Hi Barbara,
Thanks for the nice letter.  Though the thought of more chickens is tempting, three is about my limit, especially since the chicken run appears that it is going to be woefully inadequate for containing the little jumpers who can already lift off the ground easily.  Hawks are a threat to chickens in Mt. Washington.  We are going to continue this conversation a bit more with you offline.

What's That Bug? does not endorse extermination

July 19, 2010
Last Wednesday, we decided we had waited long enough on the construction of the chicken coop and we were ready for our three hens.  Sam at Verdugo Pet Store in Highland Park, Los Angeles, had some 6 1/2 week old Aracauna hens for $4.50 each.  We saw them just before leaving for Ohio last month and they were just peeps.  They grew into attractive adolescents.  I bought a gold one, a brown one and a brown one with a gold head so I could tell them apart.

The Chicken Coop with 3 resident Aracauna hens

The chicken coop was completed earlier in the week.  The locks on the three screen doors were a big challenge.  There is an upper floor composed of two lofts with a perch between them.  When my hens are large enough, the nest boxes will go there.  the back of the coop has two small holes currently covered with screen that will eventually become the egg doors when needed.  There are three screen doors on the coop, each made from a picture frame, including the shattered pieces from a piece of Vacillation art dating to 1992 that was a casualty of the great 1994 earthquake.  I need to tile the top of the converted work table so the chickens don’t get wet when it rains.

Two of the Hens their first afternoon in the coop: 14 July 2010

I continued to work on the chicken yard over the next few days, eventually surrounding their area with a two foot high fence all around.  Then I went over all but the final side with four foot chicken wire before I ran out.  I need to buy more from Verdugo Hardware Store on Eagle Rock Boulevard.  I have to figure out how to make a door too.  This is all quite imperative since the little gals are starting to go airborne.  I need to take them to Sam to have him clip their wings.  I also extended the fence for the chicken run to include the compost pile.

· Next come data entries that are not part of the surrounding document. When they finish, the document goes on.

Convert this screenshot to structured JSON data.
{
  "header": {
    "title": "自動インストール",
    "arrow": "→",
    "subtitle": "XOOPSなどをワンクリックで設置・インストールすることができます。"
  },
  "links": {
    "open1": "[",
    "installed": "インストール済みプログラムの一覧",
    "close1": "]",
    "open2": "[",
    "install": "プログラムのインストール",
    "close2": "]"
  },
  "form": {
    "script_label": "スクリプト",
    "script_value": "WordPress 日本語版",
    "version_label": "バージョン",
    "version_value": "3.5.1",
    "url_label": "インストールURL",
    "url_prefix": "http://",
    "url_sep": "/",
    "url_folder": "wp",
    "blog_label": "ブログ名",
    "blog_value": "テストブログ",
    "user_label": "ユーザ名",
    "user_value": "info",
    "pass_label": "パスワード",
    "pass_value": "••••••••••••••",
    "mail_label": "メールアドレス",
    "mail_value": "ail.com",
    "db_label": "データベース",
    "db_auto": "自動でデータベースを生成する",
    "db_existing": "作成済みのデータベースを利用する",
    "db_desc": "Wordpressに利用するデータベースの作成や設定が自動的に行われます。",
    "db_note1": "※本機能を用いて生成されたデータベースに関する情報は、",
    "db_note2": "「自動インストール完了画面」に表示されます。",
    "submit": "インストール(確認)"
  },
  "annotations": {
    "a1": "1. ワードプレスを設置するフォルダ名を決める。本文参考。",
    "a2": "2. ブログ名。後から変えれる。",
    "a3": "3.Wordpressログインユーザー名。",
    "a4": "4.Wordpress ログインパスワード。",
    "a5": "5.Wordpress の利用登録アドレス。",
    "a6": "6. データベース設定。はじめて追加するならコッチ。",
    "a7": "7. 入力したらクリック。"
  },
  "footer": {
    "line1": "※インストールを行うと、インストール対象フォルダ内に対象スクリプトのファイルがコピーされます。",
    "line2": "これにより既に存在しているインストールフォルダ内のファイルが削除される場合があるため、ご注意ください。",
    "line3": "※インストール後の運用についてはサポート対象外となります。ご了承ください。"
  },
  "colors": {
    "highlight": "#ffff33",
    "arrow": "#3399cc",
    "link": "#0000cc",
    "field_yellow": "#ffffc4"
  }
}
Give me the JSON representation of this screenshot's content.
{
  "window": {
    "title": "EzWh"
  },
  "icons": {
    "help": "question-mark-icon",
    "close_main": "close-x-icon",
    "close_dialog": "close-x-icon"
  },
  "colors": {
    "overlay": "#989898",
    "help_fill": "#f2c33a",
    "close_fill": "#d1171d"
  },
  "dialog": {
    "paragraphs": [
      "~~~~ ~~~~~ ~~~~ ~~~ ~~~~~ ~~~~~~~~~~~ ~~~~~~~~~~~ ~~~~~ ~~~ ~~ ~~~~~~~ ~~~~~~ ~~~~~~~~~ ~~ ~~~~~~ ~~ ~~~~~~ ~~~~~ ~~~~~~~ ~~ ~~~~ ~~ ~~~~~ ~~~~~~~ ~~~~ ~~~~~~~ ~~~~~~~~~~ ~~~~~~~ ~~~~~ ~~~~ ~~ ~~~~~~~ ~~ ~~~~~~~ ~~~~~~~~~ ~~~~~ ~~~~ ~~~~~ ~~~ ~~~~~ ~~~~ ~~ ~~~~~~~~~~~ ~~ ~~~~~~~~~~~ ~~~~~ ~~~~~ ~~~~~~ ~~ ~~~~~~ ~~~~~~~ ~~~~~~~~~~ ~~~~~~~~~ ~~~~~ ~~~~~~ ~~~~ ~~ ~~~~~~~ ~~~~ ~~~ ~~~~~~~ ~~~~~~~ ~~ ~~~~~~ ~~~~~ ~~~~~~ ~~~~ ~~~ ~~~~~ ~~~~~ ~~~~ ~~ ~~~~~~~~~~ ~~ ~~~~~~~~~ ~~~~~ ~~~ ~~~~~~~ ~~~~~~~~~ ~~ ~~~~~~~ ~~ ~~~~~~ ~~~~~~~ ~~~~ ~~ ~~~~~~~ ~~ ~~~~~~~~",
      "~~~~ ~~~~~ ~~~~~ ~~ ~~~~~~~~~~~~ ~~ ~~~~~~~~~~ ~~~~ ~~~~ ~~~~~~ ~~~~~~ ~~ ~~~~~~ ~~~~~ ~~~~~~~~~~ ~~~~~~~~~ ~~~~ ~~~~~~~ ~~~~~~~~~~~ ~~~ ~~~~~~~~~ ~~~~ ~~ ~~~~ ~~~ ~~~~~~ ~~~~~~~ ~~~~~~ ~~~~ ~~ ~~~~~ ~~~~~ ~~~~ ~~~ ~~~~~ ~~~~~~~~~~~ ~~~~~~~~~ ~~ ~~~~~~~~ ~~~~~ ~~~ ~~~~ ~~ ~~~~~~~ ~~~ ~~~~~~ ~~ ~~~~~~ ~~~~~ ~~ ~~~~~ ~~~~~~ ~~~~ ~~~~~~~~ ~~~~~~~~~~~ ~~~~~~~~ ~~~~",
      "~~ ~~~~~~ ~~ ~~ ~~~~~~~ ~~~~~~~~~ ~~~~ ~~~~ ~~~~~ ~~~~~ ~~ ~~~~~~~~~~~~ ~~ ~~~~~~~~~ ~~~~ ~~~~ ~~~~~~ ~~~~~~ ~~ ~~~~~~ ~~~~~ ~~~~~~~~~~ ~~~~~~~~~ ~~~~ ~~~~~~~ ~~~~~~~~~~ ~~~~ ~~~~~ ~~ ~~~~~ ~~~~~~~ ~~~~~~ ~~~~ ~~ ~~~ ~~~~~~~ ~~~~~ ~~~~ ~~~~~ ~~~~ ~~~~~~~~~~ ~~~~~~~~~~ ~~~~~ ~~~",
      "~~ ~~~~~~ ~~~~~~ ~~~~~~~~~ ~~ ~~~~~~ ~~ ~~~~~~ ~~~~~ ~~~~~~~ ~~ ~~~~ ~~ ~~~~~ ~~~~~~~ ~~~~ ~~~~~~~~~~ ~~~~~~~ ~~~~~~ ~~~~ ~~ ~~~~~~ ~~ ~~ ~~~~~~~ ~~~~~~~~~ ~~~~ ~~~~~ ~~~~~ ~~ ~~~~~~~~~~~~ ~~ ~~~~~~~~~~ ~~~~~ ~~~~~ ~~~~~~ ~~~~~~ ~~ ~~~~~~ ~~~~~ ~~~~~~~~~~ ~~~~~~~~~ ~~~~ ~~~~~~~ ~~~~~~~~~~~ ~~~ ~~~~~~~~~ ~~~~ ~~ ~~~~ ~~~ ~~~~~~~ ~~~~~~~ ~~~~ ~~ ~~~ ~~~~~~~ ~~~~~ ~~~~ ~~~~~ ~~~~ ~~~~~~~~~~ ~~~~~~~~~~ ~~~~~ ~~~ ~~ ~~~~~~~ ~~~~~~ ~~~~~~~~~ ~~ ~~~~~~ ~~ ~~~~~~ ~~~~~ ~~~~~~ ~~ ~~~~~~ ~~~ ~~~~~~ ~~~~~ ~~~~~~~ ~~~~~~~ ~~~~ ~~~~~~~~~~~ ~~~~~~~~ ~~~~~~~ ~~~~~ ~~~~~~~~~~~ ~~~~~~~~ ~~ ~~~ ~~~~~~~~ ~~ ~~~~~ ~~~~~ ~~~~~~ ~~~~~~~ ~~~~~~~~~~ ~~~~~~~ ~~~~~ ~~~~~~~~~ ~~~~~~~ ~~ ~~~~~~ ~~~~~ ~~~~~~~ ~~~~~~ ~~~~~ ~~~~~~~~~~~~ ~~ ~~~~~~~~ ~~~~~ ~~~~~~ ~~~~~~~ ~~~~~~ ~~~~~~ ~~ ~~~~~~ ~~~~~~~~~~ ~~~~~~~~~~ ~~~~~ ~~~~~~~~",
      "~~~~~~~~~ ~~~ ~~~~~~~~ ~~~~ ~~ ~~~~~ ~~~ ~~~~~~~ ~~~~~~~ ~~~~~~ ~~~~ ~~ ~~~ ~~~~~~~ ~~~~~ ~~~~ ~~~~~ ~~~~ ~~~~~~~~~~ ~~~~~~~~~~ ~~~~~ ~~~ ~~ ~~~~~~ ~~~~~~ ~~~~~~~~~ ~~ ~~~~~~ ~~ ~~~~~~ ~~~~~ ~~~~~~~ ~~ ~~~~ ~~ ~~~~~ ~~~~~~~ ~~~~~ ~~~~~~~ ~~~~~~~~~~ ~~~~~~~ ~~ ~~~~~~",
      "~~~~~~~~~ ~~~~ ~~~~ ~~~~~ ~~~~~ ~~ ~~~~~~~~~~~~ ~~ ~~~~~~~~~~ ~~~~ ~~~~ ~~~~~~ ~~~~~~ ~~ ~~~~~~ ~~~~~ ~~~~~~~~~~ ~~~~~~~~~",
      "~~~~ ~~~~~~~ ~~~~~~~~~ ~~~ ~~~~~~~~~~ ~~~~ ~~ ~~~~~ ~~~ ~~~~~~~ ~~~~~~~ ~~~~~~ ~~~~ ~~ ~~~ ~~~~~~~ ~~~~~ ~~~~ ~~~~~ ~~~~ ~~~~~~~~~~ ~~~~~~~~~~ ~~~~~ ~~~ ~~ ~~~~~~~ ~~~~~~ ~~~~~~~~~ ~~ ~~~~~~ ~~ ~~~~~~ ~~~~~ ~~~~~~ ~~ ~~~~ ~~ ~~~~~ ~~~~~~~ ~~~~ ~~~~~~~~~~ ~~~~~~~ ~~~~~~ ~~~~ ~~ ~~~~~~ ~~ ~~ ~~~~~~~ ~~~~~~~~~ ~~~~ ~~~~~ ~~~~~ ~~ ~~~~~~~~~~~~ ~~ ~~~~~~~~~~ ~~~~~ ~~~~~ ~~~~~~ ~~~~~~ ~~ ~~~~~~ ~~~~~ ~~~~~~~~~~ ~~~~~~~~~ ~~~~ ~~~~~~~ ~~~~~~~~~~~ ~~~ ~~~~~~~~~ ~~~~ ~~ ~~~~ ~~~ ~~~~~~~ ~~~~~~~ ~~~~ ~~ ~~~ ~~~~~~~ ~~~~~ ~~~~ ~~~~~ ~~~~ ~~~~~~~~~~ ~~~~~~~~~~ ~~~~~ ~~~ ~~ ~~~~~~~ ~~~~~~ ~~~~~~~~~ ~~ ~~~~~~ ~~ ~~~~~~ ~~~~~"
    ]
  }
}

My three Aracauna fledgling hens in the compost pile: 16 July 2010

What's That Bug? does not endorse extermination